- _Aim of the task_
Your task is to find every line in the records that holds the string "JSON" and copy it.

- _Data for processing_
┌──

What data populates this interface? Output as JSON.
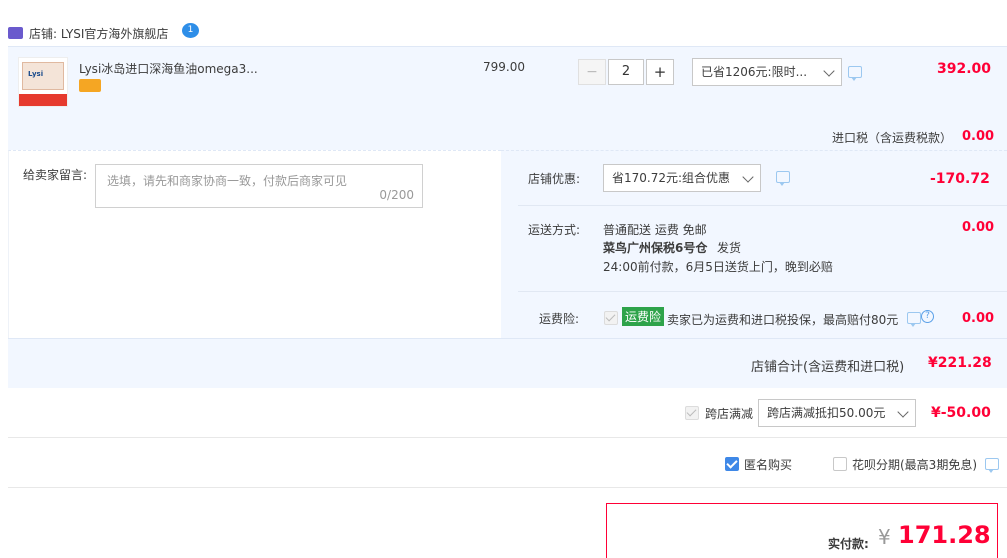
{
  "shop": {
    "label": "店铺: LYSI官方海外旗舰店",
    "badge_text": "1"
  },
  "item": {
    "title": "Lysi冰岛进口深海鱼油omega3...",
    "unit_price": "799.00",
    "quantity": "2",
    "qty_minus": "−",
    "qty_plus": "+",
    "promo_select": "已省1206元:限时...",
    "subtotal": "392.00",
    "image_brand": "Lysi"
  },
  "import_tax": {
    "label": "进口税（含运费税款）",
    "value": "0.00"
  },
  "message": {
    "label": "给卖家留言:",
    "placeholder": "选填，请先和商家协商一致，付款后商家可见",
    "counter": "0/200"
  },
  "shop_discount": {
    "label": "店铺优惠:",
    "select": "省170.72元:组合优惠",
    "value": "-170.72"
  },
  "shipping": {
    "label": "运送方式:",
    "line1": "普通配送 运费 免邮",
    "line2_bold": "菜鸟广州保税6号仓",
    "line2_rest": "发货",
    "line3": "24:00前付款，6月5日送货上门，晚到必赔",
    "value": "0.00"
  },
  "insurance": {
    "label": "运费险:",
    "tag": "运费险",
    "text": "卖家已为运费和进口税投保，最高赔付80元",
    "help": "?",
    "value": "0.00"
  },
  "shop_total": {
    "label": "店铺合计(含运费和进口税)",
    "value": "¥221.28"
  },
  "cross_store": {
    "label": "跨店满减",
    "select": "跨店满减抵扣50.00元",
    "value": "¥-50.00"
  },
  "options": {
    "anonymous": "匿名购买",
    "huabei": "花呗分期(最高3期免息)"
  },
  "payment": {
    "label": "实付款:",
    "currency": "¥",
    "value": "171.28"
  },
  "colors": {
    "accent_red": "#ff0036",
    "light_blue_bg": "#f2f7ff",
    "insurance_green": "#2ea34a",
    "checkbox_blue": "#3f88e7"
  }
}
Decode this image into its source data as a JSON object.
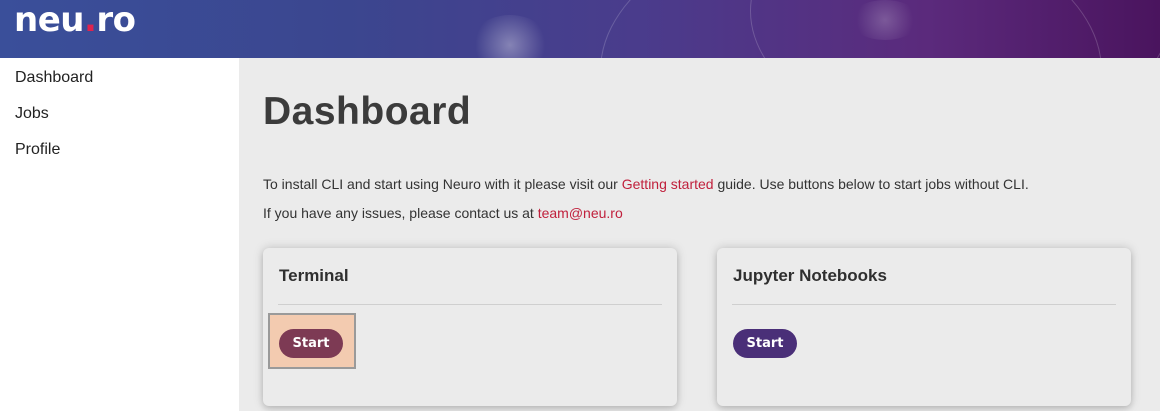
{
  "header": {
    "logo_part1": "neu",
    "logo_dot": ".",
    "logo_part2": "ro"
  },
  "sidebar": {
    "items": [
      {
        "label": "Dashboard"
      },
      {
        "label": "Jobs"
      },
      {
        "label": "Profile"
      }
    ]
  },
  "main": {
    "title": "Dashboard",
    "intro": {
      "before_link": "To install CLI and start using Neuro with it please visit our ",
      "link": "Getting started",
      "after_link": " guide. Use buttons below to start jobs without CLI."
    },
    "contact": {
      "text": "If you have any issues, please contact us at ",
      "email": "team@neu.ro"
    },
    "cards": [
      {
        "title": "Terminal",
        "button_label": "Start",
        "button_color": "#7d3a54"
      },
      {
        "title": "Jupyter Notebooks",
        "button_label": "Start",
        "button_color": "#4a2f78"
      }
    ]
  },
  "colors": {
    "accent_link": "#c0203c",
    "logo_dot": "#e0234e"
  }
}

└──

- _Written response_
What data populates this interface? Output as JSON.
Decode this image into its source data as a JSON object.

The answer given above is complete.